Abudayyeh, a U.S. citizen whose parent immigrated from Palestine, wasn't home at the time of the raid because he was at a hospital with his mother who is battling liver cancer, Fennerty said.
A message left for an FBI spokesman in Chicago wasn't immediately returned Sunday. The FBI has declined to give details on the searches, saying the agency was investigating criminal activity not protected by the First Amendment.
Warrants suggested agents were looking for links between anti-war activists and terrorist groups in Colombia and the Middle East.
Fennerty said Abudayyeh has done nothing wrong and doesn't have any ties to terrorist groups, including Hamas, the Islamic militant group that seized power in the Gaza Strip in 2007. His name was also spelled "Hatam" on FBI documents.

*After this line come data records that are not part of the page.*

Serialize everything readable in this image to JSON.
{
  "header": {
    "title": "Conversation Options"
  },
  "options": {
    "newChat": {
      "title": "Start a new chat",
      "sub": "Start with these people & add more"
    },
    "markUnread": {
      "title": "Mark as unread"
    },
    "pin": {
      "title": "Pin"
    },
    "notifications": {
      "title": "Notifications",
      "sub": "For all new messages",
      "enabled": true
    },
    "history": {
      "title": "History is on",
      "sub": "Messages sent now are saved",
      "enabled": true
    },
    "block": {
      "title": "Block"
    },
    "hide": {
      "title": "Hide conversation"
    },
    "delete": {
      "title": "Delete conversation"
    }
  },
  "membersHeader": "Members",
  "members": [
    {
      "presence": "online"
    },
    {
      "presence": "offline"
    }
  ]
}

A subpoena delivered to one of the Minnesota activists commanded him to produce records he might have relating to the Middle East and Colombia, along with "all records of any payment provided directly or indirectly to Hatam Abudayyeh."
"Hatem wouldn't even touch Hamas," Fennerty told AP. "Hatem is a secular guy, he's not interested in Hamas."
Abudayyeh, a longtime advocate for immigrant rights, has had close personal and professional ties to the Arab American Action Network for decades. But Fennerty said he did not believe the group to be the focus of the FBI's investigation.
Abudayyeh's parents immigrated to Chicago in the 1970s and were instrumental in founding a community center that later led to the Arab American Action Network. Abudayyeh joined the group in 1999 and became executive director in 2003.
The nonprofit group advocates for Arabs and new immigrants. Recently, its focus has been to combat anti-Arab and anti-Muslim sentiment following the Sept. 11, 2001, attacks.
Abudayyeh has not traveled to Palestine in years, Fennerty said, but he cares about the region and has close cultural ties; his wife is a Palestinian immigrant. In fact, their courtship and marriage was the focus of a PBS "New Americans" documentary several years ago. The couple now has a daughter.
"He's a very caring person, active in his community and other communities," Fennerty said. "He's a father."
Abudayyeh didn't return multiple requests for comment and neither his cell phone nor office phone could take messages Sunday because voicemail boxes were full.
Word of the raids sent a ripple throughout activist circles.
One group of anti-war activists in Chicago called an "emergency meeting" on Chicago's South Side on Sunday to plan demonstrations and rallies for Monday and Tuesday.
"These raids are an attack on the entire anti-war movement," said Maureen Murphy, a member of the Palestine Solidarity Group in Chicago. "Everyone in peace and social justice is deeply concerned."
FBI officials, who served six warrants in Minneapolis and two in Chicago, have said there was no imminent threat to the community. There were no arrests.
Those served were subpoenaed to appear before a federal grand jury in Chicago next month.
In Chicago, anti-war activists Joe Iosbaker and his wife, Stephanie Weiner, said the government targeted them because they've been outspoken against the wars in Iraq and Afghanistan and U.S. funding of conflicts abroad. They denied any wrongdoing.
The homes of longtime Minneapolis anti-war activists Mick Kelly, Jess Sundin and Meredith Aby were also searched.
Several activists said they thought the searches amounted to "fishing expeditions" in light of a recent U.S. Supreme Court Decision.
In June, the Court rejected a free-speech challenge to the law from humanitarian aid groups that said some provisions put them at risk of being prosecuted for talking to terrorist organizations about nonviolent activities. The federal law cited in the search warrants prohibits "providing material support or resources to designated foreign terrorist organizations."